> [Goal of the exercise] Please print every line of the material below exactly.

> [Task material]

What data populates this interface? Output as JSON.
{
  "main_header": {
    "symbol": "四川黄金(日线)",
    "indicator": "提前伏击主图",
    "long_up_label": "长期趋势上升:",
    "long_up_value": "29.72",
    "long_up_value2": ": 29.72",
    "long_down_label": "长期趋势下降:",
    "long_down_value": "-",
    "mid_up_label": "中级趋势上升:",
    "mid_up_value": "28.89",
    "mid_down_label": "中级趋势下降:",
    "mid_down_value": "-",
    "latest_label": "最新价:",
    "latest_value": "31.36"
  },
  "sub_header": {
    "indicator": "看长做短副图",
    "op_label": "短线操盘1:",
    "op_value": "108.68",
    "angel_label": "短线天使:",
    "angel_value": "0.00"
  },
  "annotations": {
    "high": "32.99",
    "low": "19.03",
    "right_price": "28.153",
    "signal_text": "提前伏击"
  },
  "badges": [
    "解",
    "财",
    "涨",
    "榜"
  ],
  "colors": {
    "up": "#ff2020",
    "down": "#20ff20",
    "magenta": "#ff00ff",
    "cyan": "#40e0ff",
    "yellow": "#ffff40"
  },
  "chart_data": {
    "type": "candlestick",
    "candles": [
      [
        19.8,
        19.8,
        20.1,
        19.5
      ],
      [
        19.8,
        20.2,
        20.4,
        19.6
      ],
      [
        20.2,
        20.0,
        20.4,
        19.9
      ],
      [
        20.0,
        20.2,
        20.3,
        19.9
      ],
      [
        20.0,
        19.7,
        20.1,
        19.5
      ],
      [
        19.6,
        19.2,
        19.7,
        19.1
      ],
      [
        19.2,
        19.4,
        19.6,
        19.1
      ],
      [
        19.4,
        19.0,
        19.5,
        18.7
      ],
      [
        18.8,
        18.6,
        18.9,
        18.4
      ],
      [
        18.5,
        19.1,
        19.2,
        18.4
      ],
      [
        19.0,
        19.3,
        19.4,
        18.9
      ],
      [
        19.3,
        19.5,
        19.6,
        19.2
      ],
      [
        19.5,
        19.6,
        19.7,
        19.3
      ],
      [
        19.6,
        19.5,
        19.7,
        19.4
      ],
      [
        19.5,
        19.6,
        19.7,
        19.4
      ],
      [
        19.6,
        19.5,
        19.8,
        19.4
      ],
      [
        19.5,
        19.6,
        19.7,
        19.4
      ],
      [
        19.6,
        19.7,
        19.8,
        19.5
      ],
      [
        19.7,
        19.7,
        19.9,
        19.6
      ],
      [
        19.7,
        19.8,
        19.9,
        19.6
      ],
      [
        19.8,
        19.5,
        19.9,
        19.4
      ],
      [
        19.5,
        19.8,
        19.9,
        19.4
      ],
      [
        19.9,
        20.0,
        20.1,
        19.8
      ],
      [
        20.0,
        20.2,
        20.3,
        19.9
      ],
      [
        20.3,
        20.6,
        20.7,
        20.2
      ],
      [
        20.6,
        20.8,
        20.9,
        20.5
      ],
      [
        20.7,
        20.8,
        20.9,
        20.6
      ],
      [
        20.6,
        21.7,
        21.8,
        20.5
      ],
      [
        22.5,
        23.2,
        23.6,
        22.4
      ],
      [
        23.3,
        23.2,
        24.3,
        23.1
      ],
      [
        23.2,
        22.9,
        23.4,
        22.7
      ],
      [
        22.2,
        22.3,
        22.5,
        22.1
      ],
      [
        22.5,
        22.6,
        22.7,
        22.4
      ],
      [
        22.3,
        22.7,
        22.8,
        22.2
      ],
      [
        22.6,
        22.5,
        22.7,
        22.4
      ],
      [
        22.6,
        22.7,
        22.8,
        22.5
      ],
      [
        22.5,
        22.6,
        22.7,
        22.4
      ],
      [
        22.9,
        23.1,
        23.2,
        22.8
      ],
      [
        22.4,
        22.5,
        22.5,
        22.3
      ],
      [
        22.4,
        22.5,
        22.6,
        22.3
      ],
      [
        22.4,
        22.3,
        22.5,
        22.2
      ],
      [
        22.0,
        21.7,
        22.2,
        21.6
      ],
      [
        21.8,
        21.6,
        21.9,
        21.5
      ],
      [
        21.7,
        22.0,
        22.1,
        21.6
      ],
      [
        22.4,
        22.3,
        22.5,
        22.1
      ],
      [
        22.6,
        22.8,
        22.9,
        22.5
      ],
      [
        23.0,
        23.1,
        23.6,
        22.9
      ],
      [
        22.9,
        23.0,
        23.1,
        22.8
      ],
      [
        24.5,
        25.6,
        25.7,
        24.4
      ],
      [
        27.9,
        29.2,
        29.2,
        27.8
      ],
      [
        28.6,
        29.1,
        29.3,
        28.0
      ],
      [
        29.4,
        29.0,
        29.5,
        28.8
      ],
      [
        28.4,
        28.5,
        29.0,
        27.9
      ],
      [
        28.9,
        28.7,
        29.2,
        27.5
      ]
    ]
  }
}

> [Response for this exercise]
What data populates this interface? Output as JSON.
{
  "main_header": {
    "symbol": "四川黄金(日线)",
    "indicator": "提前伏击主图",
    "long_up_label": "长期趋势上升:",
    "long_up_value": "29.72",
    "long_up_value2": ": 29.72",
    "long_down_label": "长期趋势下降:",
    "long_down_value": "-",
    "mid_up_label": "中级趋势上升:",
    "mid_up_value": "28.89",
    "mid_down_label": "中级趋势下降:",
    "mid_down_value": "-",
    "latest_label": "最新价:",
    "latest_value": "31.36"
  },
  "sub_header": {
    "indicator": "看长做短副图",
    "op_label": "短线操盘1:",
    "op_value": "108.68",
    "angel_label": "短线天使:",
    "angel_value": "0.00"
  },
  "annotations": {
    "high": "32.99",
    "low": "19.03",
    "right_price": "28.153",
    "signal_text": "提前伏击"
  },
  "badges": [
    "解",
    "财",
    "涨",
    "榜"
  ],
  "colors": {
    "up": "#ff2020",
    "down": "#20ff20",
    "magenta": "#ff00ff",
    "cyan": "#40e0ff",
    "yellow": "#ffff40"
  },
  "chart_data": {
    "type": "candlestick",
    "candles": [
      [
        19.8,
        19.8,
        20.1,
        19.5
      ],
      [
        19.8,
        20.2,
        20.4,
        19.6
      ],
      [
        20.2,
        20.0,
        20.4,
        19.9
      ],
      [
        20.0,
        20.2,
        20.3,
        19.9
      ],
      [
        20.0,
        19.7,
        20.1,
        19.5
      ],
      [
        19.6,
        19.2,
        19.7,
        19.1
      ],
      [
        19.2,
        19.4,
        19.6,
        19.1
      ],
      [
        19.4,
        19.0,
        19.5,
        18.7
      ],
      [
        18.8,
        18.6,
        18.9,
        18.4
      ],
      [
        18.5,
        19.1,
        19.2,
        18.4
      ],
      [
        19.0,
        19.3,
        19.4,
        18.9
      ],
      [
        19.3,
        19.5,
        19.6,
        19.2
      ],
      [
        19.5,
        19.6,
        19.7,
        19.3
      ],
      [
        19.6,
        19.5,
        19.7,
        19.4
      ],
      [
        19.5,
        19.6,
        19.7,
        19.4
      ],
      [
        19.6,
        19.5,
        19.8,
        19.4
      ],
      [
        19.5,
        19.6,
        19.7,
        19.4
      ],
      [
        19.6,
        19.7,
        19.8,
        19.5
      ],
      [
        19.7,
        19.7,
        19.9,
        19.6
      ],
      [
        19.7,
        19.8,
        19.9,
        19.6
      ],
      [
        19.8,
        19.5,
        19.9,
        19.4
      ],
      [
        19.5,
        19.8,
        19.9,
        19.4
      ],
      [
        19.9,
        20.0,
        20.1,
        19.8
      ],
      [
        20.0,
        20.2,
        20.3,
        19.9
      ],
      [
        20.3,
        20.6,
        20.7,
        20.2
      ],
      [
        20.6,
        20.8,
        20.9,
        20.5
      ],
      [
        20.7,
        20.8,
        20.9,
        20.6
      ],
      [
        20.6,
        21.7,
        21.8,
        20.5
      ],
      [
        22.5,
        23.2,
        23.6,
        22.4
      ],
      [
        23.3,
        23.2,
        24.3,
        23.1
      ],
      [
        23.2,
        22.9,
        23.4,
        22.7
      ],
      [
        22.2,
        22.3,
        22.5,
        22.1
      ],
      [
        22.5,
        22.6,
        22.7,
        22.4
      ],
      [
        22.3,
        22.7,
        22.8,
        22.2
      ],
      [
        22.6,
        22.5,
        22.7,
        22.4
      ],
      [
        22.6,
        22.7,
        22.8,
        22.5
      ],
      [
        22.5,
        22.6,
        22.7,
        22.4
      ],
      [
        22.9,
        23.1,
        23.2,
        22.8
      ],
      [
        22.4,
        22.5,
        22.5,
        22.3
      ],
      [
        22.4,
        22.5,
        22.6,
        22.3
      ],
      [
        22.4,
        22.3,
        22.5,
        22.2
      ],
      [
        22.0,
        21.7,
        22.2,
        21.6
      ],
      [
        21.8,
        21.6,
        21.9,
        21.5
      ],
      [
        21.7,
        22.0,
        22.1,
        21.6
      ],
      [
        22.4,
        22.3,
        22.5,
        22.1
      ],
      [
        22.6,
        22.8,
        22.9,
        22.5
      ],
      [
        23.0,
        23.1,
        23.6,
        22.9
      ],
      [
        22.9,
        23.0,
        23.1,
        22.8
      ],
      [
        24.5,
        25.6,
        25.7,
        24.4
      ],
      [
        27.9,
        29.2,
        29.2,
        27.8
      ],
      [
        28.6,
        29.1,
        29.3,
        28.0
      ],
      [
        29.4,
        29.0,
        29.5,
        28.8
      ],
      [
        28.4,
        28.5,
        29.0,
        27.9
      ],
      [
        28.9,
        28.7,
        29.2,
        27.5
      ]
    ]
  }
}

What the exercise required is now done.